The 2024 edition of the International Renewable Energy Agency (IRENA) Youth Forum, themed ‘Youth at the Core of a Just Energy Transition: Skills, Empowerment and Innovation’, aimed to not only foster discussions but also equip young participants with the tools and knowledge necessary to shape a more sustainable and inclusive energy future.

Through a series of engaging activities that include plenaries, workshops and bilateral engagements, selected young delegates from diverse backgrounds converged to delve into the latest innovations and exchange insights on renewable energy.

The momentum for a renewables-based energy transition, aligned with the ambitions of the Paris Agreement, received a significant boost under the UAE Consensus to triple renewable energy capacity by 2030. This consensus underscores the need for an ‘all hands-on-deck’ effort, especially since progress so far is off track.

With half of the global population under the age of 30, young people are key stakeholders of a sustainable energy future. They also embody a dynamic demographic that – often overlooked – can contribute significantly to accelerate the global energy transition.
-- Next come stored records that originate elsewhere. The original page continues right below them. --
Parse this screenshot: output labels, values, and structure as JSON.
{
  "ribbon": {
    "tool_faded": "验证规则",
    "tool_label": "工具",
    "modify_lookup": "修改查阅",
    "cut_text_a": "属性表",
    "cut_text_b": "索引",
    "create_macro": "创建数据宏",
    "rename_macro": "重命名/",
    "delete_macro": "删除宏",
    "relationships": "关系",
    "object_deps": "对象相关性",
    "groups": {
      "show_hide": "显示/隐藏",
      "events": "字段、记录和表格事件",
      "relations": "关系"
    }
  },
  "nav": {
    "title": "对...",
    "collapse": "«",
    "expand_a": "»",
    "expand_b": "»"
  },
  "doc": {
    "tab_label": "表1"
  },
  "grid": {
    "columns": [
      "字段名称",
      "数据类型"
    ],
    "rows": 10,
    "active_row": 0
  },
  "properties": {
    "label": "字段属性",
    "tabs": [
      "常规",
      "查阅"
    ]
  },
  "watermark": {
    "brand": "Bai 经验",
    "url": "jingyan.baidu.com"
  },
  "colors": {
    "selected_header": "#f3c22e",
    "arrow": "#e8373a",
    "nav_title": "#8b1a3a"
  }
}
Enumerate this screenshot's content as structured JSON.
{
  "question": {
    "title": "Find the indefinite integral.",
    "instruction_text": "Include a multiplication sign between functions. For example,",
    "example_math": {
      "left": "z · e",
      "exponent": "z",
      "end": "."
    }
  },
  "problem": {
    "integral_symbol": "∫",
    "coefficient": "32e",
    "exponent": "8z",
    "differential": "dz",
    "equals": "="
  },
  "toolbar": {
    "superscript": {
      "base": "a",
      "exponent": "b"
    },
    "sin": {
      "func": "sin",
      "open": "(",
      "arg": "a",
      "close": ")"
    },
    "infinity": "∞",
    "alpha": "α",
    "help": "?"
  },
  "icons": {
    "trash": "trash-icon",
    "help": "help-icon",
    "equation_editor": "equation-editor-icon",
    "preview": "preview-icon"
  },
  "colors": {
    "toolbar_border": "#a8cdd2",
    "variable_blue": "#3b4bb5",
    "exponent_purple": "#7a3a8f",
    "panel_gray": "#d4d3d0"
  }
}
IRENA has been at the forefront of harnessing their potential, engaging youth across all facets of its strategic frameworks and activities.

During the session at IRENA’s 14th Pre-Assembly Day on 16 April, participants are invited to explore and promote actions in three main areas: a) Skills for a Just Energy Transition; b) Empowering Youth Voices in Energy Agendas; c) Fostering Youth-Led Innovation in Sustainability.

Gauri Singh, IRENA Deputy Director-General said during the intervention, “I would really encourage each of you here to work in the field, to work with communities, to understand what it takes to make change happen, and to build on the passion you have for climate action.”

Wudindolo Fantina, IRENA Youth Delegate from Cameroon echoed this message, saying, “We need to look into ways to understand the context of local communities and actively make community members agents of change in the energy transition.”

Organised in collaboration with the IRENA Global Council on Youth for SDG 7 from 14 to 18 April, the IRENA Youth Forum offers a platform for cross-generational dialogue between youth leaders, high-level officials, and various stakeholders. This dialogue is crucial for an inclusive energy transition, as it ensures that the insights of the younger generation are not only heard but are used to guide the direction of energy policies and innovations.

Francesco Corvaro, Special Envoy for Climate, Italy, said, “I have witnessed innovations from the youth around the world, breaking barriers to fight climate change. Please continue your work, you are the generation that will lead the future.”

Towards the end of the Forum, participants went into breakout session where they discussed different topics of their choices in different groups: 1) Gaps and Opportunities for Energy Workforce Development; and 2) Scaling-up Youth-led Climate and Energy Initiatives.

One group emphasised the interdisciplinary skills to succeed in the renewables space. Artificial intelligence and big data were brought up as key areas that will have a large impact, with the group agreeing that using it as a tool to find innovative solutions would be crucial to scale up renewables. There is a need to embrace technology and think creatively to find the solutions that accelerate a just, inclusive energy transition.

Talking about gaps in the workforce, another group mentioned the difference between what the youth learn in the classrooms and the reality of the skills needed in the workforce. There is a need to match the theory in the formal education with the practice going on in the ground. The youth urged for more practical knowledge that would prepare them for the jobs needed to support sustainable development.

Indeed, the youth of today is the generation that will take over the management of the planet. Empowering them with knowledge and leadership skills is an investment for a climate-safe future for all.